### WHAT THIS TASK INVOLVES
Report each line of the entries that contains the word "threshold", copied in full.

Data extracted from a collection:
__________________________________________________

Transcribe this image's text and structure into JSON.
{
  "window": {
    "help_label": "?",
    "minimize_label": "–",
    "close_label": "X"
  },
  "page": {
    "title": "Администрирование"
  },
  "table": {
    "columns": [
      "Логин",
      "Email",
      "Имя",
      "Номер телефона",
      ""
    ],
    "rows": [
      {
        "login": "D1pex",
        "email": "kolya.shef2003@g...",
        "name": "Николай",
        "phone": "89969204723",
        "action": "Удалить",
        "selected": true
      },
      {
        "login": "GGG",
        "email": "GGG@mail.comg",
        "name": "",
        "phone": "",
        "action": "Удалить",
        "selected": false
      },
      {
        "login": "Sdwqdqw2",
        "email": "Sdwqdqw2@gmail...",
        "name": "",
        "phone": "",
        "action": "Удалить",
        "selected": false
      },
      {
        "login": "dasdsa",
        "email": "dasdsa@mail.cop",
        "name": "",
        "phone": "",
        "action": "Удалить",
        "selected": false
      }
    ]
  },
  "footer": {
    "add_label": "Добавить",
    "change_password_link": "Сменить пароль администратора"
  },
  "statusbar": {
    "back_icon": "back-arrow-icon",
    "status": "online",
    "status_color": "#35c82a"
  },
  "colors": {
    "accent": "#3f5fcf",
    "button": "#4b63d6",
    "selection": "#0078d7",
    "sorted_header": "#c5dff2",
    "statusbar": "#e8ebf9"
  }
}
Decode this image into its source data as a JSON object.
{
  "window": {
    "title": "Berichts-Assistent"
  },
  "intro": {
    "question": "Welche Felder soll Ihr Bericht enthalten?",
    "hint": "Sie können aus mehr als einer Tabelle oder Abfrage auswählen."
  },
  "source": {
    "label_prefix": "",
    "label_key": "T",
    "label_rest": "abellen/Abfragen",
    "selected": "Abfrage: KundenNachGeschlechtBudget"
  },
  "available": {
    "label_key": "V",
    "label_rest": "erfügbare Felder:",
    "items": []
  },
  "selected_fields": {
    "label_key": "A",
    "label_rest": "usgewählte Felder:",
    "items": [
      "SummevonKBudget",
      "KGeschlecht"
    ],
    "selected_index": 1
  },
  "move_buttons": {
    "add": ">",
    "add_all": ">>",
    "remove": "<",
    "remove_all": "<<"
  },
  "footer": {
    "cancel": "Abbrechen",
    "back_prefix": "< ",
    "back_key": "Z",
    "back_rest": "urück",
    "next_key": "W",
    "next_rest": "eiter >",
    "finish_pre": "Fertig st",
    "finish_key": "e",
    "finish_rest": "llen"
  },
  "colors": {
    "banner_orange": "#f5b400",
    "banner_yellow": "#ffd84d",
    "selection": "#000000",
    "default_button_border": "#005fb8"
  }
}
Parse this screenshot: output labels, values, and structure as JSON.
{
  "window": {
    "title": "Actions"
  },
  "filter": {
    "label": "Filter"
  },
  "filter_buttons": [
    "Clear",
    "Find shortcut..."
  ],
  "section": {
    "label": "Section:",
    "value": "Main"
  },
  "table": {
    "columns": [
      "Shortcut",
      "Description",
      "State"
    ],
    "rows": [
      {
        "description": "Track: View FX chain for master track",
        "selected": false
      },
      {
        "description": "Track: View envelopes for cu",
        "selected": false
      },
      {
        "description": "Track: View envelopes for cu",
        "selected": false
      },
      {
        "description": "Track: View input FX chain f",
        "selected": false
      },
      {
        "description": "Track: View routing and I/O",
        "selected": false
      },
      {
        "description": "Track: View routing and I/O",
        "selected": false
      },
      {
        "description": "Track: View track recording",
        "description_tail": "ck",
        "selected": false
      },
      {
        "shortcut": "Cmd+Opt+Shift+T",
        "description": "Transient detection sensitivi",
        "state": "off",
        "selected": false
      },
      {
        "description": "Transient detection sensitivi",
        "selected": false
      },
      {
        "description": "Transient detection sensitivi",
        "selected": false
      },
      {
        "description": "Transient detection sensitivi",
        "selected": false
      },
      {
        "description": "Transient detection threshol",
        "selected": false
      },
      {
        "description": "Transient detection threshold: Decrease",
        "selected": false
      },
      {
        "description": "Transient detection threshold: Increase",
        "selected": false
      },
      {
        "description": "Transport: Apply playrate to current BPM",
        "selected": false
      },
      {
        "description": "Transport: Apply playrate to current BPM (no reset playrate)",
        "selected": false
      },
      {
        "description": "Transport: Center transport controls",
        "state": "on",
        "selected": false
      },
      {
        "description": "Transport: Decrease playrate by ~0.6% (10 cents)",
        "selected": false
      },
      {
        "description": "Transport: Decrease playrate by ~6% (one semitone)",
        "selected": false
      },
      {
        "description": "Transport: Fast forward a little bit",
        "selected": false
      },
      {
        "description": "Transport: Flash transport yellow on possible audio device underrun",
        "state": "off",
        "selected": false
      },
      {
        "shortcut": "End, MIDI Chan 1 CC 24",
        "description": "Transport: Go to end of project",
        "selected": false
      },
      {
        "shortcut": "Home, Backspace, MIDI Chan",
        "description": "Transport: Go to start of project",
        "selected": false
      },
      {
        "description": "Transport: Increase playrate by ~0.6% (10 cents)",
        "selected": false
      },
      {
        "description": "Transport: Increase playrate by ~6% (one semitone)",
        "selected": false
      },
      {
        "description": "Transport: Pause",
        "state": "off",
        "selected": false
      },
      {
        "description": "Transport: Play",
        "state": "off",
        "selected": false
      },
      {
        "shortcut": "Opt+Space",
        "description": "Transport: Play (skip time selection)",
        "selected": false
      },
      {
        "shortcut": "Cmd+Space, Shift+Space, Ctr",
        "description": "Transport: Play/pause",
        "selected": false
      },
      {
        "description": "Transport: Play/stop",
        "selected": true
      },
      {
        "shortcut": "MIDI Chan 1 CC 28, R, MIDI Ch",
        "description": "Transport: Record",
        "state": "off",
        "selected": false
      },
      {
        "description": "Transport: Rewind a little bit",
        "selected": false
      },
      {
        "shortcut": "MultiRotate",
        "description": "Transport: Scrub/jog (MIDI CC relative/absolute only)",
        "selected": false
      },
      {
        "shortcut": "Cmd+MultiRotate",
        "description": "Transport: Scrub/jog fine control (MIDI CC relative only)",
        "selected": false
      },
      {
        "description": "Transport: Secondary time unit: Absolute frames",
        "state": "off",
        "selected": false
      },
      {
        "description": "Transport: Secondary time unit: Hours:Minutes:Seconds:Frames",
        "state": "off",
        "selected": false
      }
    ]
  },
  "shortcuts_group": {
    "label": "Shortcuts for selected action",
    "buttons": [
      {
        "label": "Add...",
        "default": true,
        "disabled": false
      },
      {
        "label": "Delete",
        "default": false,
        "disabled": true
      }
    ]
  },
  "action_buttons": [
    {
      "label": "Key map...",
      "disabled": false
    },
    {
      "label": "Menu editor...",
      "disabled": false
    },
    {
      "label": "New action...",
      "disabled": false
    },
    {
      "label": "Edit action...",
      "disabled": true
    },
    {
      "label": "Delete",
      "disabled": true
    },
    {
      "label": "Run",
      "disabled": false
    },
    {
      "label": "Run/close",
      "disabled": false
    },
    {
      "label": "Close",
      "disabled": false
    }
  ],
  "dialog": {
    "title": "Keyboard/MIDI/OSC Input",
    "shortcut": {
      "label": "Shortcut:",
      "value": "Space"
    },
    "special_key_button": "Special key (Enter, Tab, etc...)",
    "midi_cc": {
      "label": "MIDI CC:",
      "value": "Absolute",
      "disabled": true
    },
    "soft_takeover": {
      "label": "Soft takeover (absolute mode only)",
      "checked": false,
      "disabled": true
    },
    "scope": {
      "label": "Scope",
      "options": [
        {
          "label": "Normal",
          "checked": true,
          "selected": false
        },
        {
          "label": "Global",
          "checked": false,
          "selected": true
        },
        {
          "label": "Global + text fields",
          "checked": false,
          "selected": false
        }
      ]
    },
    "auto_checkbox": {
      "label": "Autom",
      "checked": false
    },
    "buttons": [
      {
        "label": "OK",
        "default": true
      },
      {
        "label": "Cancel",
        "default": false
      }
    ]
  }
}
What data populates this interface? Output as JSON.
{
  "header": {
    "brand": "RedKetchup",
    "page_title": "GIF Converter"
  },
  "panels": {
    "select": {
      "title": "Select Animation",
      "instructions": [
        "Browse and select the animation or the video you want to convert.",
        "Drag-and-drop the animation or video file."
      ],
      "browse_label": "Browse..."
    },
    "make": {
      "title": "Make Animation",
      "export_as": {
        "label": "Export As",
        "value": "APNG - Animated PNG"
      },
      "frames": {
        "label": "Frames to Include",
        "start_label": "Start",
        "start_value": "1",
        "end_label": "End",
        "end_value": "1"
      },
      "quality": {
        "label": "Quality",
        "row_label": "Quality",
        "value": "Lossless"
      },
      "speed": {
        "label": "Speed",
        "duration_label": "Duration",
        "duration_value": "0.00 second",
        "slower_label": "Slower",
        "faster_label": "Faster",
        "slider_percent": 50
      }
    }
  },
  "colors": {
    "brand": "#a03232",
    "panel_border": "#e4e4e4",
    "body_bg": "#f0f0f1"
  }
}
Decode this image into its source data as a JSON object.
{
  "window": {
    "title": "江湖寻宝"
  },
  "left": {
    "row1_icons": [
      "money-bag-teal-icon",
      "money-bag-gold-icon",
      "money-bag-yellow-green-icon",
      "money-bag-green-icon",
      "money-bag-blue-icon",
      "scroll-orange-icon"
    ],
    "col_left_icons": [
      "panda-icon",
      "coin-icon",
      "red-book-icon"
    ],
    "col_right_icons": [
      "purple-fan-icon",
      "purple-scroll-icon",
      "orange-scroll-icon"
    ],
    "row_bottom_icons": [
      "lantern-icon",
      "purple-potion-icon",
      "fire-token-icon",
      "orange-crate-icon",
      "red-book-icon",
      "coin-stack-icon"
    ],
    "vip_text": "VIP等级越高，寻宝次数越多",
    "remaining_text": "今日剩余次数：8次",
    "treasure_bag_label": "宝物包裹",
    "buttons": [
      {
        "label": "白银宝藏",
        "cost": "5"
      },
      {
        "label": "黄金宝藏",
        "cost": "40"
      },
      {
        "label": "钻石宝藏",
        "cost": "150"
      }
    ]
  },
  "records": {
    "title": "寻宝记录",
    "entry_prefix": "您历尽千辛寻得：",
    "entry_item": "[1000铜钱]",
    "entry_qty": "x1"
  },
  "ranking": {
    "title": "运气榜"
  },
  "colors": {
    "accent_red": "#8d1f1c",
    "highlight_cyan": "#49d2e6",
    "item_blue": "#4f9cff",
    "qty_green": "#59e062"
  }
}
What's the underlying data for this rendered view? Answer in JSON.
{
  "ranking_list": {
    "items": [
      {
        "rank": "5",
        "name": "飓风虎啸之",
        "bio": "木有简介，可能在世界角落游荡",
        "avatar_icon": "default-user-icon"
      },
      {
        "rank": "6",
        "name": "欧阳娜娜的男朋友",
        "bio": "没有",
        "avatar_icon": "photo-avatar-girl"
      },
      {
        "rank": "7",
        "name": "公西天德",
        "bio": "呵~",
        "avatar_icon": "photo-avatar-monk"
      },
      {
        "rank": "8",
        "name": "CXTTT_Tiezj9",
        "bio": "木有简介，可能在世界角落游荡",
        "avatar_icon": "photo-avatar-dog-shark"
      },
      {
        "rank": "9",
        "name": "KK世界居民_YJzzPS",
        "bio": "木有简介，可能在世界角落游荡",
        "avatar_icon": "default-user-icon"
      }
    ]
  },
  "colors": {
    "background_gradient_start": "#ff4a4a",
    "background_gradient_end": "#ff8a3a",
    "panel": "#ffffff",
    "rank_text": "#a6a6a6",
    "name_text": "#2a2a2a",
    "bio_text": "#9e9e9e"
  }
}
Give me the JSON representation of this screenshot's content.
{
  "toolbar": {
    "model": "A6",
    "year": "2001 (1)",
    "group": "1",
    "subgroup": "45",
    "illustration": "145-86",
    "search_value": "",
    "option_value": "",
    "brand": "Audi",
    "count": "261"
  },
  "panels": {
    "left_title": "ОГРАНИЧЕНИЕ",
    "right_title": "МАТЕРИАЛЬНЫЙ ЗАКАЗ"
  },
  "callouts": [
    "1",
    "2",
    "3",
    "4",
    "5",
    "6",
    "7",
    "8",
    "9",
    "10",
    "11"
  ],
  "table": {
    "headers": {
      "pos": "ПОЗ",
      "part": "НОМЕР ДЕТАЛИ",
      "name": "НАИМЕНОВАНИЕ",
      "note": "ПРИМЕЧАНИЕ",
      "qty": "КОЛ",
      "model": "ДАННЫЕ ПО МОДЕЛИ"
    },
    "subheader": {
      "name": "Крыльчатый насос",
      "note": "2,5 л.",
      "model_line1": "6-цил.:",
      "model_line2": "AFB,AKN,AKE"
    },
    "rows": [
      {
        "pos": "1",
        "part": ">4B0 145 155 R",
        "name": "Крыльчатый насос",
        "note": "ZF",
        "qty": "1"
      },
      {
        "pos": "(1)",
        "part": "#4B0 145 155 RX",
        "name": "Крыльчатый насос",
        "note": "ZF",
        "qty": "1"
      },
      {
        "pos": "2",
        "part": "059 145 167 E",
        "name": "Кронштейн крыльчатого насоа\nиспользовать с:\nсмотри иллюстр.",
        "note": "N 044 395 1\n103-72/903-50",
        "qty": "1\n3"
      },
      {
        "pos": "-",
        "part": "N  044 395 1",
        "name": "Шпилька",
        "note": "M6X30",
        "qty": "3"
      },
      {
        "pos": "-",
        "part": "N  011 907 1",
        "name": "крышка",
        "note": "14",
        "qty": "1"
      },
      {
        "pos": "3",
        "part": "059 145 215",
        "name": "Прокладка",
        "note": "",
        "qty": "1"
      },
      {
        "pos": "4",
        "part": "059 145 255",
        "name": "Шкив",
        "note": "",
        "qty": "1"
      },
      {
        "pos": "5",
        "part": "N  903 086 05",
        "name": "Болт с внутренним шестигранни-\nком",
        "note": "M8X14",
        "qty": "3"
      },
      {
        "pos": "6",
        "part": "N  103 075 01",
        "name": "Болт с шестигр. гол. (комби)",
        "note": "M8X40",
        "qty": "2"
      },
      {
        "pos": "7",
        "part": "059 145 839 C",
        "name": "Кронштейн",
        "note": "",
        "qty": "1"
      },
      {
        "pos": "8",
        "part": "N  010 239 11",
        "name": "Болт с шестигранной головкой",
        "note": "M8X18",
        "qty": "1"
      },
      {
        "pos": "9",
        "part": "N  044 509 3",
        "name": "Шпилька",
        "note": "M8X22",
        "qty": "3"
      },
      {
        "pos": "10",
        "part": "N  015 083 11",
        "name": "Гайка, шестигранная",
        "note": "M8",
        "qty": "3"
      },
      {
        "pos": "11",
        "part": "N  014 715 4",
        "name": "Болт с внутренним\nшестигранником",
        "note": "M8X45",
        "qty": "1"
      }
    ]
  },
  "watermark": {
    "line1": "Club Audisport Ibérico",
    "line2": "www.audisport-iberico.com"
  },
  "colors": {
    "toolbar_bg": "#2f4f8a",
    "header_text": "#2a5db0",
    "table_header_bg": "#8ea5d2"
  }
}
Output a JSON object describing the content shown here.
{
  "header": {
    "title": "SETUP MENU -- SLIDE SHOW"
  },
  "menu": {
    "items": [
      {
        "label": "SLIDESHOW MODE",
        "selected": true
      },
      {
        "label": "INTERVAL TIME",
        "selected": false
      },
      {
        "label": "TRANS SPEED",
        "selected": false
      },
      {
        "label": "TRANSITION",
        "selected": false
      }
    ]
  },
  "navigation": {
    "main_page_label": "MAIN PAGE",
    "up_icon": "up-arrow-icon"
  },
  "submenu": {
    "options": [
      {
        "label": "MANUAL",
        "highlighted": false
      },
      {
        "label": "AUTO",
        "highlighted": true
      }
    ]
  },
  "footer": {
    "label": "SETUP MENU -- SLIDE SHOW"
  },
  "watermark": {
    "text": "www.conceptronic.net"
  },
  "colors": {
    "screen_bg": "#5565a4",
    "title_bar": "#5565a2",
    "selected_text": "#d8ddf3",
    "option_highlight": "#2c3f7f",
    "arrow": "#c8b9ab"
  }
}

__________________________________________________

### EXERCISE OUTPUT
        "description": "Transient detection threshold: Decrease",
        "description": "Transient detection threshold: Increase",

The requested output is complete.